An enslaved man known as Boston was determined to seize his liberty in the summer of 1771. He escaped from his enslaver, Caleb Humastun of Waterbury, Connecticut, on August 1. Just over a week later, Boston was captured in Lyme, the town where his former enslaver, Ezra Selden resided. Perhaps he had ventured there to visit family or friends. Perhaps he intended to encourage or assist family or friends in freeing themselves as well. Humastun did not concern himself with such details in the advertisement he placed in the August 16 edition of the New-London Gazette. Like every other “runaway” advertisement, it relayed events from the perspective of the enslaver rather than the enslaved. Whatever Boston’s motivation for heading to Lyme, he ended up “hand cuff’d” upon being captured. That, however, did not prevent him from making his escape, freeing himself a second time.
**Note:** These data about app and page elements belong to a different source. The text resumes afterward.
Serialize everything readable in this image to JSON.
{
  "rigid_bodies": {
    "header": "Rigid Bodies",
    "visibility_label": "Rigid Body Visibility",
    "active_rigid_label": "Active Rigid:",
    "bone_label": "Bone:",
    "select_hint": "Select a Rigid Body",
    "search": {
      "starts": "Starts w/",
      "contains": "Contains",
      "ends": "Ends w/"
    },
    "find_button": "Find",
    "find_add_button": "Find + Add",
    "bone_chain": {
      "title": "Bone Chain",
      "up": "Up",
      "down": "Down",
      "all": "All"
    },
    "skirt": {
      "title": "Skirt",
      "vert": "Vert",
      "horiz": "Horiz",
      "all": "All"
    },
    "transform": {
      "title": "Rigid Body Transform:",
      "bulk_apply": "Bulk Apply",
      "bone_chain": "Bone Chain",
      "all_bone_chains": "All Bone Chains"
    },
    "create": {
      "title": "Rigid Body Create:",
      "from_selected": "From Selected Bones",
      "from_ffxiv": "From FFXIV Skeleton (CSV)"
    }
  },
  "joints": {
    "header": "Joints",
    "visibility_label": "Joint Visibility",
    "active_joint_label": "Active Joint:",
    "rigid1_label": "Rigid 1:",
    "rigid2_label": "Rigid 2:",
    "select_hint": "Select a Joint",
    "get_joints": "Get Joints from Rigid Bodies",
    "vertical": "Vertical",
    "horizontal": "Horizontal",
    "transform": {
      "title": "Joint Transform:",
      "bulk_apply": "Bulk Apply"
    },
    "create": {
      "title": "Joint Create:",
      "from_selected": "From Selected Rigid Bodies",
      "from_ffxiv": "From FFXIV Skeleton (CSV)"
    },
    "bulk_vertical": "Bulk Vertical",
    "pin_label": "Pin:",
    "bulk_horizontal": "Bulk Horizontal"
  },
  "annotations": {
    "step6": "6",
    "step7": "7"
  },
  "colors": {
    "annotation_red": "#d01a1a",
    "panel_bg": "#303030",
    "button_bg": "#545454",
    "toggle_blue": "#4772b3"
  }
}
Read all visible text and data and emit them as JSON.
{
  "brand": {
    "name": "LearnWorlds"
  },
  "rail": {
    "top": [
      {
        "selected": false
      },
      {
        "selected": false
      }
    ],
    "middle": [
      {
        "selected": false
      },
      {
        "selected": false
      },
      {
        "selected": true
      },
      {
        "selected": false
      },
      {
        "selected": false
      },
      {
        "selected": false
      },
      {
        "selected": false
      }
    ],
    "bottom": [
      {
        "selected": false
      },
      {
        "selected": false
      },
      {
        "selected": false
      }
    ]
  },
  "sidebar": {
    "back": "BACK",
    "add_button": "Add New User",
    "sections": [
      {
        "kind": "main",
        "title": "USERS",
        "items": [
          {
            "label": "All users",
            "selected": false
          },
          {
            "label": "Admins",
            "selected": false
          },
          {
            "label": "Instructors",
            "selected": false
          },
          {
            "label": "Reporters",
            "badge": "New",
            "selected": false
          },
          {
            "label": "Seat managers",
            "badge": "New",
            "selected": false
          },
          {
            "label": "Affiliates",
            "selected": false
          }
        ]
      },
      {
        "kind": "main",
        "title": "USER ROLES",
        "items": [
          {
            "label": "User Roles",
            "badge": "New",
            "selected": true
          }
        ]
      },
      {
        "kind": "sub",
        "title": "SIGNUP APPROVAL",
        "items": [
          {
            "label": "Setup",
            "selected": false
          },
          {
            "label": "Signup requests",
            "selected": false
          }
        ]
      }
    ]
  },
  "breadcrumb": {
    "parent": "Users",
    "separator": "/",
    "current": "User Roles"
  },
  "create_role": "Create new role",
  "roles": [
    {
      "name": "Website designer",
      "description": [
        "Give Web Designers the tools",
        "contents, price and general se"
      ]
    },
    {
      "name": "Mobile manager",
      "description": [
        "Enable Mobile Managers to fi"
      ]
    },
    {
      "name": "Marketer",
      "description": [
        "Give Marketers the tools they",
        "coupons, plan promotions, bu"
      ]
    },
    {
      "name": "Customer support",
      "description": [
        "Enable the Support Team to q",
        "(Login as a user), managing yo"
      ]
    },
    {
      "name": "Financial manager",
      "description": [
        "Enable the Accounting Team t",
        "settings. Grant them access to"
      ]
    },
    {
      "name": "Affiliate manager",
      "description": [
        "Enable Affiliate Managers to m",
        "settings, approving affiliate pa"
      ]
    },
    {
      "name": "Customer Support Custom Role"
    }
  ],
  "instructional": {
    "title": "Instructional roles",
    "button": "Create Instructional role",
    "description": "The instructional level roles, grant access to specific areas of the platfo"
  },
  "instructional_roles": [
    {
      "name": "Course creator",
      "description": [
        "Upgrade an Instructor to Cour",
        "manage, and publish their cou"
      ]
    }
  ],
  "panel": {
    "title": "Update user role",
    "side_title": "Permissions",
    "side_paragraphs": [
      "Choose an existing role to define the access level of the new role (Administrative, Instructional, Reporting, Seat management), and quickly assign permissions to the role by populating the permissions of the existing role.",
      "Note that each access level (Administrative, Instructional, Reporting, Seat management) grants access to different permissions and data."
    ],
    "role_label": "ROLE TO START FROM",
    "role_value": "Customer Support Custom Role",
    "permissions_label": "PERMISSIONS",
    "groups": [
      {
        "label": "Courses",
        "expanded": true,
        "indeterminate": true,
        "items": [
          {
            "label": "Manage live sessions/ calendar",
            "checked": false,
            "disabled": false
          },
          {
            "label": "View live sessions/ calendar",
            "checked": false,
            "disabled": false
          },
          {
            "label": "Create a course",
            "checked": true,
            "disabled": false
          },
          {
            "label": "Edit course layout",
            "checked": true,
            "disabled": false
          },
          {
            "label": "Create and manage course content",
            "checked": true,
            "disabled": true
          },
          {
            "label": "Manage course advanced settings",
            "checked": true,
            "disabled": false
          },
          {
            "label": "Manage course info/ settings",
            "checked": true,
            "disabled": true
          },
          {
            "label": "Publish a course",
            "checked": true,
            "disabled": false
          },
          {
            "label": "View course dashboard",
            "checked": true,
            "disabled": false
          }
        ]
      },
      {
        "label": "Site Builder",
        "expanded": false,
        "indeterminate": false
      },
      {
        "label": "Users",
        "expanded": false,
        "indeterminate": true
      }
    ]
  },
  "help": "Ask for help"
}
Humastun cautioned that “Whoever shall take [Boston] up … take care he don’t again escape,” but returning the enslaved man to bondage required more than merely confining him physically “in any of his Majesty’s [jails]” or elsewhere. Colonists seeking the reward Humastun offered first had to identify and capture (again) the fugitive seeking freedom. Humastun warned readers against allowing Boston to fool them, noting that he was “pretty talkative, flattering,” and would use those qualities to “tell any story to deceive, so as to prevent being secured.” In other words, Boston was smart enough to convince others that he was not a runaway, though Humastun, like other enslavers who resorted to placing advertisements in the public prints, turned positive attributes into accusations when it came to describing Boston. He had not been able to maintain order when it came to keeping Boston laboring in Waterbury, so he instead exercised what power remained to him by shaping the narrative to his own liking when he published an advertisement in the New-London Gazette. Doing so allowed Humastun to regain some of the authority he lost when Boston liberated himself. In the end, Humastun’s advertisement revealed more about the enslaver and his insecurities than it did about the formerly enslaved and his reasons for returning to Lyme.